Thursday, November 03, 2016

A new computer program that morphs faces reverses racial bias in children

Researchers developed a facial photo-matching game that reverses racial bias in children
Lila MacLellan
Nov 3, 2016

In a recent study from Yale University, preschool teachers were found to spend more time watching African-American children, and especially boys, for signs of misbehavior, than they did children of other races. 

Sadly, this didn’t surprise anyone who knew it to be true from experience.
"Yale study suggests racial bias among preschool teachers" …
More science to prove what black people already knew

These findings, which were published in Child Development, led the scientists to believe that the children were likely extending a negative perception about an unknown race to all people of that category. This is a symptom of the so-called “other-race effect,” which makes it challenging for a person to make distinctions between the individual faces of another race. (It’s at play when you hear someone make the cringe-inducing comment that people of one group “all look alike to me,” but it doesn’t always suggest underlying racism.)

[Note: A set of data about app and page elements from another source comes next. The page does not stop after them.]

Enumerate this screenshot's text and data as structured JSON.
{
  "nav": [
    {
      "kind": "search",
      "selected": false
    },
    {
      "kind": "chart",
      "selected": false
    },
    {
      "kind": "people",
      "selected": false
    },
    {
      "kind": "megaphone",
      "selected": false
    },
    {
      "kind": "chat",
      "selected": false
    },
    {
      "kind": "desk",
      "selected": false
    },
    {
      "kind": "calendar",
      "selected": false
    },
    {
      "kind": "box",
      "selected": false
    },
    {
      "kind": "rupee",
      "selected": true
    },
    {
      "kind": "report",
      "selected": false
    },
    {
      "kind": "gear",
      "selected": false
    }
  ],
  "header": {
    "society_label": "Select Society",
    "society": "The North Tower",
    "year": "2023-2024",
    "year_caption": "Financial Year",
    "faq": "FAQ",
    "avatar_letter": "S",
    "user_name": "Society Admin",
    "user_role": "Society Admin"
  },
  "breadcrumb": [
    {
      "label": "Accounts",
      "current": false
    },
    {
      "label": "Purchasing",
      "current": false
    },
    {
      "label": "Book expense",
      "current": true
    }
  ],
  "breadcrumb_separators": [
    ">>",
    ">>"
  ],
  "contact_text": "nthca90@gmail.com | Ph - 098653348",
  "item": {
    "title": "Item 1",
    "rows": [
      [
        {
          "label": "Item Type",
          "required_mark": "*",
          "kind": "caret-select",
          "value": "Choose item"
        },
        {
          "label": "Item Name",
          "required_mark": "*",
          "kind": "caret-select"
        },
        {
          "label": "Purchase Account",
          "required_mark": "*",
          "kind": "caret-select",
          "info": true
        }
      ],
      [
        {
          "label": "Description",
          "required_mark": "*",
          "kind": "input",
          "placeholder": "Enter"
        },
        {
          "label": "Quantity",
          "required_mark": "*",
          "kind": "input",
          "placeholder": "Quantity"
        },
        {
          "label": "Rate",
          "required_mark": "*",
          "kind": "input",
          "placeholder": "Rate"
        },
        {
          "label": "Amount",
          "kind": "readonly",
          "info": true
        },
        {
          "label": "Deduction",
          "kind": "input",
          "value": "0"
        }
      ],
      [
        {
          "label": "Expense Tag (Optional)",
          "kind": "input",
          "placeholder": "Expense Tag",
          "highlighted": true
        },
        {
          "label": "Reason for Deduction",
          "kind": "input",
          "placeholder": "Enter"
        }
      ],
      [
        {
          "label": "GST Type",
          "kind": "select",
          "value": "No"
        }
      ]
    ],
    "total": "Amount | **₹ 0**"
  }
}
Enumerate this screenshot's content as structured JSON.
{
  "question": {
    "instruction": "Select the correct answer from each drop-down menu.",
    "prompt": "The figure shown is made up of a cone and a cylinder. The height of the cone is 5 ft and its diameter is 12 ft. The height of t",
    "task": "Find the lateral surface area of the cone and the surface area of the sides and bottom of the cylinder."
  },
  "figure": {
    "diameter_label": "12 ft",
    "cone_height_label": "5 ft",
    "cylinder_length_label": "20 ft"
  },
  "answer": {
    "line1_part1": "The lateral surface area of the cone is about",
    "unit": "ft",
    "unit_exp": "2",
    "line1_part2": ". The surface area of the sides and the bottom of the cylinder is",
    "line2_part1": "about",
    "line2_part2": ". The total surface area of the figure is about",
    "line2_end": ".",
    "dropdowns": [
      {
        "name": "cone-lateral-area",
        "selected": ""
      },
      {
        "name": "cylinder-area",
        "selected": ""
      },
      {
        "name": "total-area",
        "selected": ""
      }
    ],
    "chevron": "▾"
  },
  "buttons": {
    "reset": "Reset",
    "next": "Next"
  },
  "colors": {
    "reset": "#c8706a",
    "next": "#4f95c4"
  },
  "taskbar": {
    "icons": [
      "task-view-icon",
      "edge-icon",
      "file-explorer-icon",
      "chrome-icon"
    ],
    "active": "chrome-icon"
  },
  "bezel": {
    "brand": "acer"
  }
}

Because learning to individuate faces has been shown to reduce race-based implicit bias in adults, the researchers decided to test the method with children...

No comments: